  42. Y. O. Kvashnin, O. Grånäs, I. Di Marco, M. I. Katsnelson, A. I. Lichtenstein, and O. Eriksson, Phys. Rev. B 91, 125133 (2015).
  43. D.P. Landau and K. Binder, A Guide to Monte Carlo Simulations in Statistical Physics (Cambridge University Press, Cambridge, England, 2008).
  44. N. Metropolis, A. W. Rosenbluth, M. N. Rosenbluth, A. H. Teller, and E. Teller, J. Chem. Phys. 21, 1087 (1953).
  45. U. Nowak, R. W. Chantrell, and E. C. Kennedy, Phys. Rev. Lett. 84, 163 (2000).
  46. H. Yamaguchi, S. Ohtomo, S. Kimura, M. Hagiwara, K. Kimura, T. Kimura, T. Okuda, and K. Kindo, Phys. Rev. B 81, 033104 (2010).
  47. Note that systems larger than 90902 unit cells require more than 12.5 days of simulation which is not accessible at the super-computer of CRIANN.
  48. T. Okuda, R. Kajimoto, M. Okawa, and T. Saitoh, Int. J. Mod. Phys. B 27, 1330002 (2013).
  49. A. P. Ramirez, Annu. Rev. Mater. Sci. 24, 453 (1994).
  50. J. E. Greedan, J. Mater. Chem. 11, 37 (2001).
  51. K. Kimura, H. Nakamura, S. Kimura, M. Hagiwara, and T. Kimura, Phys. Rev. Lett. 103, 107201 (2009).
Comments 0
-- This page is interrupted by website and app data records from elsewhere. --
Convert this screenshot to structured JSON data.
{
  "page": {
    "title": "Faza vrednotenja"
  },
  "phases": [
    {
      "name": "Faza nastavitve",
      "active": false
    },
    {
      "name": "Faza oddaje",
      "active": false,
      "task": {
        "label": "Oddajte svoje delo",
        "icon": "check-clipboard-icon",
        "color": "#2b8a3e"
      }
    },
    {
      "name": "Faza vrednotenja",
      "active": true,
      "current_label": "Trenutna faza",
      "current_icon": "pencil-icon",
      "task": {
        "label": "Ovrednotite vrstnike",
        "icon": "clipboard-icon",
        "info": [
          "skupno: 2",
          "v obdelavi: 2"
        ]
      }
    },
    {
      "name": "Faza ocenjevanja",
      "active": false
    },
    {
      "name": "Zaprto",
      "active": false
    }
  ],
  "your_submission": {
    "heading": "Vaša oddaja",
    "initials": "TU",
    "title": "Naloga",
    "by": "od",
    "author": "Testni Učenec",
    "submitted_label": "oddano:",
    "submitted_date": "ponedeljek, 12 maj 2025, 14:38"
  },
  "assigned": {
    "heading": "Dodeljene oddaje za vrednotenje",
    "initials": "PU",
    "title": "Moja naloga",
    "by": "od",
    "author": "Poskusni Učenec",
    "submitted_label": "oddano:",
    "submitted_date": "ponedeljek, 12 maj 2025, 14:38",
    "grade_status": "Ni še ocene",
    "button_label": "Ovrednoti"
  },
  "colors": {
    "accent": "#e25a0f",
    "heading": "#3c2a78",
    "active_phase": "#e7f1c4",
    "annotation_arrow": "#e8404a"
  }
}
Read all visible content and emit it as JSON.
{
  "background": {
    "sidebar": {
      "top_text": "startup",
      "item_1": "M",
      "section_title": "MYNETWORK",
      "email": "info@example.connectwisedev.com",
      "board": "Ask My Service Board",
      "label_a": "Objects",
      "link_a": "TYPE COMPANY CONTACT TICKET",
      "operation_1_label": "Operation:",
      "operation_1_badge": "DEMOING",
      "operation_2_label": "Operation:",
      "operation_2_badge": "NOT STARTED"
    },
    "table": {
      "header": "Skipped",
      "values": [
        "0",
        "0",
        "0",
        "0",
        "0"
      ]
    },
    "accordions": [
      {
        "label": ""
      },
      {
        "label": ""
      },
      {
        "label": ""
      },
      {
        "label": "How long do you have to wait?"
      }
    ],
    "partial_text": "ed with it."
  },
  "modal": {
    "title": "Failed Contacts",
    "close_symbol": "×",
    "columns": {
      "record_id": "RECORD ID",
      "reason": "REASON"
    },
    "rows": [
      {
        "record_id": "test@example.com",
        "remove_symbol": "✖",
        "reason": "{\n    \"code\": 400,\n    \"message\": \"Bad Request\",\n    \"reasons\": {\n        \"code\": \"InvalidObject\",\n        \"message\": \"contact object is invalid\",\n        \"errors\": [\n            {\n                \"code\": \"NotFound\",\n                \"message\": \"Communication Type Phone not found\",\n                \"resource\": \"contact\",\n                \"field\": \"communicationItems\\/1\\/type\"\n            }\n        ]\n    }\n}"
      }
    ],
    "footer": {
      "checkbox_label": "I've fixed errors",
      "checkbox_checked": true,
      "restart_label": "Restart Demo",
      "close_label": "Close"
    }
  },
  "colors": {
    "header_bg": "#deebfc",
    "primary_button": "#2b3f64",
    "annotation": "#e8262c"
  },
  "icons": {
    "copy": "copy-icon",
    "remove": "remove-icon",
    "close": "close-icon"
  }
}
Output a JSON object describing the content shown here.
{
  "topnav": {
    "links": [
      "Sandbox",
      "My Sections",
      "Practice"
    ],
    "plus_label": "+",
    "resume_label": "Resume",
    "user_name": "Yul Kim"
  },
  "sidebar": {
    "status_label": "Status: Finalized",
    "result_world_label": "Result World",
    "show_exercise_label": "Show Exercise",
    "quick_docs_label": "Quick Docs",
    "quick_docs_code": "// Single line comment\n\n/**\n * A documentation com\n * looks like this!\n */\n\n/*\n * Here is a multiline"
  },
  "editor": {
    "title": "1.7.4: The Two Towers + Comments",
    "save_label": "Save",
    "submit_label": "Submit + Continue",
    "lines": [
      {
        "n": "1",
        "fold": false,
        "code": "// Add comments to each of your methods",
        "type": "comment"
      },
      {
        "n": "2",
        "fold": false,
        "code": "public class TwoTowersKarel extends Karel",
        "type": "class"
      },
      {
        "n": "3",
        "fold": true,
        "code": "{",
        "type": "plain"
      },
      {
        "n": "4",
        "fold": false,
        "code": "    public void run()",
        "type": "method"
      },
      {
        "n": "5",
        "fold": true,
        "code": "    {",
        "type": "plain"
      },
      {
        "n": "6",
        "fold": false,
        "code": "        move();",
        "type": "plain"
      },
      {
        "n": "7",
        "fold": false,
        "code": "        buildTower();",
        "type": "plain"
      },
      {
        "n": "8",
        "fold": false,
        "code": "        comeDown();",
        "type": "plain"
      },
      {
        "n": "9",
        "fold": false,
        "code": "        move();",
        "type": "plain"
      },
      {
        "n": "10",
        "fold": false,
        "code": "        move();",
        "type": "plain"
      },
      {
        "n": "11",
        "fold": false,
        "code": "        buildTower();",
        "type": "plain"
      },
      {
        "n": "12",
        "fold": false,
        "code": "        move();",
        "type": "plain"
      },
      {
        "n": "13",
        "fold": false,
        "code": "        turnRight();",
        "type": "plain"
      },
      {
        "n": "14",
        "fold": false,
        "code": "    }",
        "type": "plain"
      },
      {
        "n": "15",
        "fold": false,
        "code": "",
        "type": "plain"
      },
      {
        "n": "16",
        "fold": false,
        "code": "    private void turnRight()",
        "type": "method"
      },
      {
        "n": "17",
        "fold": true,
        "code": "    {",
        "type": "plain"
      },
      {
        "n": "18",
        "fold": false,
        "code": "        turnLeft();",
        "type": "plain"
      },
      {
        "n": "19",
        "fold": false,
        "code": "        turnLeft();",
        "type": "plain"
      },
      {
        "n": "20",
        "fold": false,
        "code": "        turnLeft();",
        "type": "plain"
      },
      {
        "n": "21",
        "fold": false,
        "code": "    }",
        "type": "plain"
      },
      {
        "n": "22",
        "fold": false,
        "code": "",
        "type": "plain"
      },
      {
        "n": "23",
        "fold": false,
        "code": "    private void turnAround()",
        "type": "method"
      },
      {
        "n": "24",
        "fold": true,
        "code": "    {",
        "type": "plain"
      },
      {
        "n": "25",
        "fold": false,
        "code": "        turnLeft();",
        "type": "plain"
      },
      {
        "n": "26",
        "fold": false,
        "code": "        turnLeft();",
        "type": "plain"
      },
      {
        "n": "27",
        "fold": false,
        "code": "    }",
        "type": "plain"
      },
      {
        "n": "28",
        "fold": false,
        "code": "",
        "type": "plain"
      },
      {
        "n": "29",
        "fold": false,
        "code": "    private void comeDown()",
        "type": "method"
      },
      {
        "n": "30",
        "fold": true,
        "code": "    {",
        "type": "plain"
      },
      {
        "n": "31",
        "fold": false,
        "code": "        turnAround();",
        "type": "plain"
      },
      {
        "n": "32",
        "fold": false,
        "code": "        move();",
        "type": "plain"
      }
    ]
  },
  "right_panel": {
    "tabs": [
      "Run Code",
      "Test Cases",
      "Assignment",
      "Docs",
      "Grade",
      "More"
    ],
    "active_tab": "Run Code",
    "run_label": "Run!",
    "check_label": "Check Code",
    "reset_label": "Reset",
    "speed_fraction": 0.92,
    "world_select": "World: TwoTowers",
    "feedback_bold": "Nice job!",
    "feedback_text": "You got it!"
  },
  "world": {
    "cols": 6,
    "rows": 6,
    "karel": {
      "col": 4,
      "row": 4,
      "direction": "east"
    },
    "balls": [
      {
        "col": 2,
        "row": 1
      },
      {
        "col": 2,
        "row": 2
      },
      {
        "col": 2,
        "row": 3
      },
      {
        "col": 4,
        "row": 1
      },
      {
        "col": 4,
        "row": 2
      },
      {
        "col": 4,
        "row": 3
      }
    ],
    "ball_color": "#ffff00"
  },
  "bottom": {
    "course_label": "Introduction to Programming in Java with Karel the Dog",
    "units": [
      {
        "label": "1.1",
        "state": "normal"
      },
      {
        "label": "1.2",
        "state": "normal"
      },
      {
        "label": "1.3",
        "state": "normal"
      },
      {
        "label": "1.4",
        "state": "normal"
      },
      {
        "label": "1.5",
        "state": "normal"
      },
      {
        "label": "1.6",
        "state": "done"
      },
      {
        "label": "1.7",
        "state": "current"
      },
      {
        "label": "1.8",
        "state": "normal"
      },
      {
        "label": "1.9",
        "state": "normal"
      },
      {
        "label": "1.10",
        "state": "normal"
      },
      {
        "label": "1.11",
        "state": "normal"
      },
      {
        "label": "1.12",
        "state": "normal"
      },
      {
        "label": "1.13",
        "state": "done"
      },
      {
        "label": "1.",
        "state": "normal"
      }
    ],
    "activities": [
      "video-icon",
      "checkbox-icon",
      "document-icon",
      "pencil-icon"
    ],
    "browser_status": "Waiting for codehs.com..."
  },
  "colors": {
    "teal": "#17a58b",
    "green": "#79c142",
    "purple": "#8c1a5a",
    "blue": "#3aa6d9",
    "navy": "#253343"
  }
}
Request Comment
You are adding the first comment!
How to quickly get a good reply:
  • Give credit where it’s due by listing out the positive aspects of a paper before getting into which changes should be made.
  • Be specific in your critique, and provide supporting evidence with appropriate references to substantiate general statements.
  • Your comment should inspire ideas to flow and help the author improves the paper.

The better we are at sharing our knowledge with each other, the faster we move forward.
""
The feedback must be of minumum 40 characters
   
Add comment
Cancel
Loading ...
112572
This is a comment super asjknd jkasnjk adsnkj
Upvote
Downvote
""
The feedback must be of minumum 40 characters
The feedback must be of minumum 40 characters
Submit
Cancel

You are asking your first question!
How to quickly get a good answer:
  • Keep your question short and to the point
  • Check for grammar or spelling errors.
  • Phrase it like a question
Test
Test description